Document in respect of five policy studies the primary modes, institutions and mechanisms of global rulemaking and implementation;
Identify from the policy studies some of the principal conditions that hinder or sustain effective and accountable global governance.
Normatively, the programme aims to:
Consider how democratic norms such as transparency, accountability and participation might be embedded in global policy-making institutions;
Assess the relevance of innovative institutional designs and participatory practices for the conduct of effective global governance.
The research programme aims, in short, to map the transformation of political authority in the global system, and to generate specific proposals for enhancing both the effectiveness and the accountability of all aspects of global governance. The five key domains of global public policy being examined are the promotion of international financial stability, the creation and enforcement of rules in international trade, the fight against global infectious diseases, the elimination of the exploitation of child labour, and the promotion of basic human rights to physical security. In each of these policy domains, the project compares established and new forms of global governance along the dimensions of effectiveness and accountability.
The systematic investigation of the governance arrangement operating in the five issue areas will enable the researchers to gain new insights into crucial questions such as the transparency and responsiveness of supranational and transnational decision-making, the relationship and conflicts between the developed world and the developing world, the blurring of the distinction between public authority and private initiative that is taking place in a number of new sites of power, and the roles and impact of global civil society groups in transnational policy-making and public goods provision. The result will be a set of recommendations and guidelines for reforming global institutions in ways that will enhance their legitimacy and responsiveness to the interests and needs of the broadest range of stakeholders, especially those who are most vulnerable.

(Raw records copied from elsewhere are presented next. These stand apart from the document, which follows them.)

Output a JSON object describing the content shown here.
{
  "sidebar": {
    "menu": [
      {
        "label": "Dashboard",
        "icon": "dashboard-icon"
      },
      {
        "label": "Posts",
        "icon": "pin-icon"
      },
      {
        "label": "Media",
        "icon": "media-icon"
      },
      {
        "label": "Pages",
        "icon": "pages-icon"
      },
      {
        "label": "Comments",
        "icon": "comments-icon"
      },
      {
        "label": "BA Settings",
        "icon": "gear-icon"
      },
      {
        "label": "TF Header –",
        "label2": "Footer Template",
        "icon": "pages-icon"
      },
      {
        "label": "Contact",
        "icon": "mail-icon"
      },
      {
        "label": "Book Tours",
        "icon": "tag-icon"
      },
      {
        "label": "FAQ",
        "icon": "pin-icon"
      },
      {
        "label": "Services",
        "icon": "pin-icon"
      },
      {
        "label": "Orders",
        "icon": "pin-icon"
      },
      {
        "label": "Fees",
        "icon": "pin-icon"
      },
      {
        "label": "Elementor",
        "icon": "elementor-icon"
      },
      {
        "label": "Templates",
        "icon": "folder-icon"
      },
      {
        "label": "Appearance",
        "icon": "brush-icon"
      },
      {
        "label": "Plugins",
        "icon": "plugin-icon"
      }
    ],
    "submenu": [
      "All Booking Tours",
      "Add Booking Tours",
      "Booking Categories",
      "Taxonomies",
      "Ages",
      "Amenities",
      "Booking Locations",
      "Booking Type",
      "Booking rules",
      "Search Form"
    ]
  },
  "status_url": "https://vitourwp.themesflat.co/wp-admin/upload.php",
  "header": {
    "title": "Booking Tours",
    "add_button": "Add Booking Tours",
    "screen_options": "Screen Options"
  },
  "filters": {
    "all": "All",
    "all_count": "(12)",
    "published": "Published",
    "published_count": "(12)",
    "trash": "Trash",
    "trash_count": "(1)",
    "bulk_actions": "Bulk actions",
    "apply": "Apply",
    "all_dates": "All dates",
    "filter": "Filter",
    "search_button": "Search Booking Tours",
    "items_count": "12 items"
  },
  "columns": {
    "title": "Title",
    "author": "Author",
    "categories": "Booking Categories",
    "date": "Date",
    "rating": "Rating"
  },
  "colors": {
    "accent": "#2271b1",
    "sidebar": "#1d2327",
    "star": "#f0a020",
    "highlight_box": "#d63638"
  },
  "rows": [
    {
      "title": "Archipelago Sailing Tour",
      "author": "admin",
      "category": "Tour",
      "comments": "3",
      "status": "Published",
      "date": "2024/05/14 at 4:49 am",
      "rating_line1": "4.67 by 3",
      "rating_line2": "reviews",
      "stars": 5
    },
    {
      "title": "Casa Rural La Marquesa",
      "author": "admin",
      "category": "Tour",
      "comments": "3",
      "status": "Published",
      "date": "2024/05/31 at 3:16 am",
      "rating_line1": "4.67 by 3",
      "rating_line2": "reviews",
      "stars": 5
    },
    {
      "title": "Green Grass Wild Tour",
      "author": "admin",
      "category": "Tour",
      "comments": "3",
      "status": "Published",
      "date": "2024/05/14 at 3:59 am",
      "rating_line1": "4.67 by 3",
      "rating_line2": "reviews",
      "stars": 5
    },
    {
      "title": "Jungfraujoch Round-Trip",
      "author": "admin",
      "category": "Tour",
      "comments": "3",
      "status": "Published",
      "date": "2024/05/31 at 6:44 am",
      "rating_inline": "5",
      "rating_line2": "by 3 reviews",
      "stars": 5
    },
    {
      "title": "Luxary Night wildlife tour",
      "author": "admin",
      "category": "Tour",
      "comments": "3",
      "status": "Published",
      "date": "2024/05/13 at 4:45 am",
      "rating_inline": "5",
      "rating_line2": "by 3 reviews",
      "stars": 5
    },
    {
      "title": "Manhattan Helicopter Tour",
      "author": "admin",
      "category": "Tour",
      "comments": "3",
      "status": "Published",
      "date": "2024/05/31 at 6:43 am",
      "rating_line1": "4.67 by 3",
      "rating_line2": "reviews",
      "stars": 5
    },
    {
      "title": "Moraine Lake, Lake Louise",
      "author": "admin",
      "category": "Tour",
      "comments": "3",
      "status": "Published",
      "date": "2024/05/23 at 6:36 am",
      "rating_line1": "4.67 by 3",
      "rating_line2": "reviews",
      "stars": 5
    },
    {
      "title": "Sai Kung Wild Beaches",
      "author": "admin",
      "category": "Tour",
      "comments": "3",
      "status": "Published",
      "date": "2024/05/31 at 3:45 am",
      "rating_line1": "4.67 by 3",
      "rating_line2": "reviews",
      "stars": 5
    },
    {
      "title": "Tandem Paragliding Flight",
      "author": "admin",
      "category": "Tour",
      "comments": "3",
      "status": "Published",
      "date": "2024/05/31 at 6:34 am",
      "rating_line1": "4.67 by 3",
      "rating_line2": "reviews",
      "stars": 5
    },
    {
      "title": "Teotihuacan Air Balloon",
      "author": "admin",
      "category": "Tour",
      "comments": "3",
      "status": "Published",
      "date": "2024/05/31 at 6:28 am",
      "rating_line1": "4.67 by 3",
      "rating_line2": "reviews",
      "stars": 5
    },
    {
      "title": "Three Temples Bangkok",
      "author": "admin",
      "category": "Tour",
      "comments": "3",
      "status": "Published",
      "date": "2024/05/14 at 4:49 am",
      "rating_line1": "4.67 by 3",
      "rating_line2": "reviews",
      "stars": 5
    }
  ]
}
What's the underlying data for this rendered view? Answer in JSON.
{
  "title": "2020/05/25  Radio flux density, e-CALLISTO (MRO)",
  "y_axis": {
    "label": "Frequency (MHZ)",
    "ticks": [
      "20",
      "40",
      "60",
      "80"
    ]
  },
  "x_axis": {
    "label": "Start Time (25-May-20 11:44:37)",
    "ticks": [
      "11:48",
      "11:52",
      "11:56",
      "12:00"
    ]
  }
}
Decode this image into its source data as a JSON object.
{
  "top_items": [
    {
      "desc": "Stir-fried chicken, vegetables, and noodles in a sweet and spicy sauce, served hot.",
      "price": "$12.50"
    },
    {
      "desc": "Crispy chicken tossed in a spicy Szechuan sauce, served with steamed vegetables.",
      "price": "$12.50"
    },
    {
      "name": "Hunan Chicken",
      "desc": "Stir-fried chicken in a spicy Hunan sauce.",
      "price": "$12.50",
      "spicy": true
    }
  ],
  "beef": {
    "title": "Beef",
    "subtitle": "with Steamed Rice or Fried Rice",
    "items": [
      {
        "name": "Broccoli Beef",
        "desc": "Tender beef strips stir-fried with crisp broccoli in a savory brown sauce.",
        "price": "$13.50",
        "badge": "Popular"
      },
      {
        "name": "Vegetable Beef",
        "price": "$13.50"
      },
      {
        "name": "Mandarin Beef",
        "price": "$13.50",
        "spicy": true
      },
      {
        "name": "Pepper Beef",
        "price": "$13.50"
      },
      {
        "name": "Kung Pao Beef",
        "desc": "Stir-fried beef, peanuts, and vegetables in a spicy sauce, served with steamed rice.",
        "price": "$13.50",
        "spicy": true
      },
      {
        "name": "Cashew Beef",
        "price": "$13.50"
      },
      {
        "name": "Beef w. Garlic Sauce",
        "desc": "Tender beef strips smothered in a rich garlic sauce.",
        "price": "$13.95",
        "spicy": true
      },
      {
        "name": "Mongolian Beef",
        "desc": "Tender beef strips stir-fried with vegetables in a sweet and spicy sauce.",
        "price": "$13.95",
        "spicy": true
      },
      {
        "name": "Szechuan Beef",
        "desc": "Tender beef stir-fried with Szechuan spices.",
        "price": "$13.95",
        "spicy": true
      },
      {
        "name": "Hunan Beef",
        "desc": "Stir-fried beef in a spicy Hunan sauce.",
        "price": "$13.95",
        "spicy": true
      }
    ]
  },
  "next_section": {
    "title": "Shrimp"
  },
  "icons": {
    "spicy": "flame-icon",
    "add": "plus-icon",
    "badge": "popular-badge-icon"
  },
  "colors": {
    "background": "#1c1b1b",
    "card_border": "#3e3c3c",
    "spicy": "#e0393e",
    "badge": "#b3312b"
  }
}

The programme is now well advanced; all of the case studies are complete and over a thousand interviews have been conducted. The study represents the largest undertaken in the area of global governance and perhaps one of the largest in European political science. A major new book and several journal articles will present the findings.
Global Institutional Design (GID)
This project aims to generate proposals for enhancing both the effectiveness and the accountability of global governance in five key domains of global public policy.
Global Policy is an innovative and interdisciplinary journal bringing together world class academics and leading practitioners to analyse both public and private solutions to global problems and issues. It was launched in January 2010, supported by LSE and Wiley Blackwell and is based at LSE Global Governance. The journal is edited by David Held, Patrick Dunleavy and Eva Maria Nag.
Handbook of Innovation in Transnational Governance
The Handbook of Innovation in Transnational Governance seeks to catalogue the growing phenomenon of transnational governance in order to provide a firm empirical basis for research and practice. Currently the lead researchers on this project are in the process of producing a handbook from their findings, which will provide a comprehensive guide to transnational governance for academics, students and policy makers.
Human Rights Futures Project
The Human Rights Futures Project explores and analyses the future direction of human rights discourse in the UK and elsewhere. The project particularly focuses on monitoring and evaluating the impact of the UK's Human Rights Act (HRA) inside and outside the courts to chart the evolving nature of human rights and challenge its characterisation as a technical, legalised discourse, focused solely on the relationship between the individual and the state.
Global Policy: Power, Governance and Accountability
This project has been conducted over several years and is coming to an end. Several articles have been published and are in preparation, but the main output of the project is a book nearing completion and provisionally entitled: 'Global Policy: Power, Governance and Accountability'.
The Complexity of Global Policies: Measurement Methodologies and Application to Global Health Policy
This one-year project is funded by the French Development Agency. The project has two aims. First, it will provide a conceptualisation of complexity in global policy making and develop operational criteria for its empirical measurement. Second, the project will conduct a statistical analysis of the impact of policy complexity on global health outcomes.
Sustainable RIO: sustainable development reflexive inputs to world organisation
As a collaborative project, Sustainable RIO involves a number of academic partners rethinking globalisation in the light of sustainable development.
Intellectual Property Rights Reform
This project investigates how global civil society frames the intellectual property rights reform agenda.
Kuwait Programme on Globalisation and Democratisation in the Gulf States
A ten year multidisciplinary programme that focuses on topics such as globalisation, economic development, diversification of and challenges facing resource rich economies, trade relations between the Gulf States and major trading partners, energy trading, security and migration. The Programme generally focuses on the states that comprise the Gulf Cooperation Council - Bahrain, Kuwait, Oman, Qatar, Saudi Arabia and the United Arab Emirates. See the programme's website for further information.